An M-V-P chant serenaded the quarterback, hands banged the back of chairs creating noise to help the defense, and boos rained down on the officials during a replay review.

Relaunched 19 years after its original violence-branded incarnation flopped, the football-centric XFL resumed with a 23-3 win by the New York Guardians over the Tampa Bay Vipers.

“I’ll bet people are surprised how good the play is,” said Guardians coach Kevin Gilbride, a former NFL head coach and Giants offensive coordinator. “Anybody who loves football saw with their own eyes that, ‘This is something I can get behind.’ ”

An announced crowd of 17,634 — comparable to naked-eye estimates at a Rutgers football game in 2019 — restricted to the 82,500-seat stadium’s lower bowl filled the end zones and most of the home sideline. They came because they actually wanted to — not because of family tradition or fear of wasted money.

“I scream my head off for the Giants and I’m expecting to do the same here,” said 25-year-old Anthony Largar, a season-ticket holder for the Giants and the Guardians. “The thing that’s so frustrating lately with the Giants is how many opposing fans are here. It’s kind of cool we’re all rooting for the same team. The more football, the better.”

Fans watch the Guardians’ XFL opener at MetLife StadiumBill Kostroun

The XFL is banking on it. A few dropped passes can be forgiven in exchange for a traffic-free commute.

Chuck Marakovitz and his son Robert — with Giants season tickets in the family for 60 years — said they came for the “raw fan aspect.” The Knowlton family of three wore Guardians jerseys — still a rarity — and was more interested in “good football and a new team that could take off” than in snacking on White Castle out of their trunk.

There will be awkward moments. A rabid fan during warm-ups hung over the railing to give a shot of adrenaline to the home team: ‘All day No. 1!” he shouted, clearly unaware of wide receiver McKay Mekale’s name.

“Right now, they’re calling me No. 1, but soon they’ll be calling me Big Play McKay,” Mekale told The Post. “We are real people. We love fan support. It felt like a real football environment.”

When former Penn State and Raiders quarterback Matt McGloin scored the first touchdown in Guardians history, one fan confused him for Mark McGrath, the lead singer of Sugar Ray.

After the second long kickoff return — a result of one of a handful of rule changes from the NFL — another fan shrugged: “I guess this is normal.”

“It was as much fun as I’ve had playing football in a long time,” McGloin said.

The XFL is offering access to fans who can’t afford to get close to the NFL. The discount is the $30 ticket — same price as parking — and maybe a chance to get hands on a player like Andrew Soroh, who Lambeau Leaped after his interception.

A large domestic beer cost $12. A Guardians sweatshirt cost $56. And lines at both stands ran 20-deep during the first half.
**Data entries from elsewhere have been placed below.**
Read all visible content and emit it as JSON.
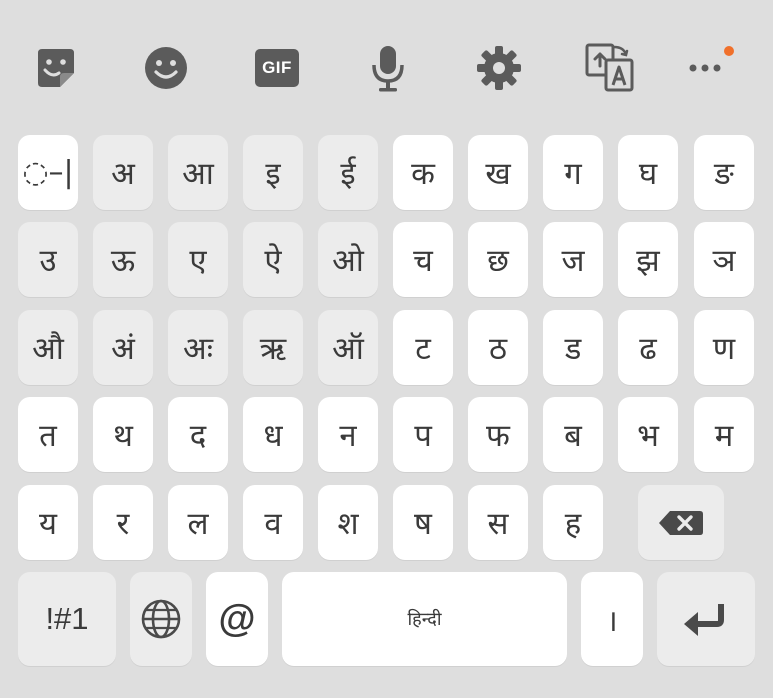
{
  "toolbar": {
    "icons": [
      "sticker-icon",
      "emoji-icon",
      "gif-icon",
      "mic-icon",
      "settings-icon",
      "translate-icon",
      "more-icon"
    ],
    "gif_label": "GIF",
    "badge_color": "#f0702b"
  },
  "keys": {
    "row1": [
      "◌–|",
      "अ",
      "आ",
      "इ",
      "ई",
      "क",
      "ख",
      "ग",
      "घ",
      "ङ"
    ],
    "row2": [
      "उ",
      "ऊ",
      "ए",
      "ऐ",
      "ओ",
      "च",
      "छ",
      "ज",
      "झ",
      "ञ"
    ],
    "row3": [
      "औ",
      "अं",
      "अः",
      "ऋ",
      "ऑ",
      "ट",
      "ठ",
      "ड",
      "ढ",
      "ण"
    ],
    "row4": [
      "त",
      "थ",
      "द",
      "ध",
      "न",
      "प",
      "फ",
      "ब",
      "भ",
      "म"
    ],
    "row5": [
      "य",
      "र",
      "ल",
      "व",
      "श",
      "ष",
      "स",
      "ह"
    ]
  },
  "bottom": {
    "symbols_label": "!#1",
    "at_label": "@",
    "space_label": "हिन्दी",
    "danda_label": "।"
  },
  "colors": {
    "background": "#dedede",
    "key": "#f7f7f7",
    "vowel_key": "#ececec",
    "icon": "#5b5b5b"
  }
}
The football product is better than it was 19 years ago, a result of nearly two years of preparation. A 45-yard pass from McGloin to McKay was the kind of throw that didn’t exist in XFL 1.0. There were big hits, but one player was ejected for throwing a punch and the football didn’t feel like a sideshow.

At-home interest could spike from the ability to gamble on the game from a mobile phone — at least in New Jersey — plus television technology like live listen-ins to play calls.

The initial curiosity is over. Can the new XFL retain enough fans to succeed where its predecessors failed?

“I could barely hear the calls through the mic because of the crowd noise,” Soroh said. “We really didn’t know what to expect, but it turned out great.”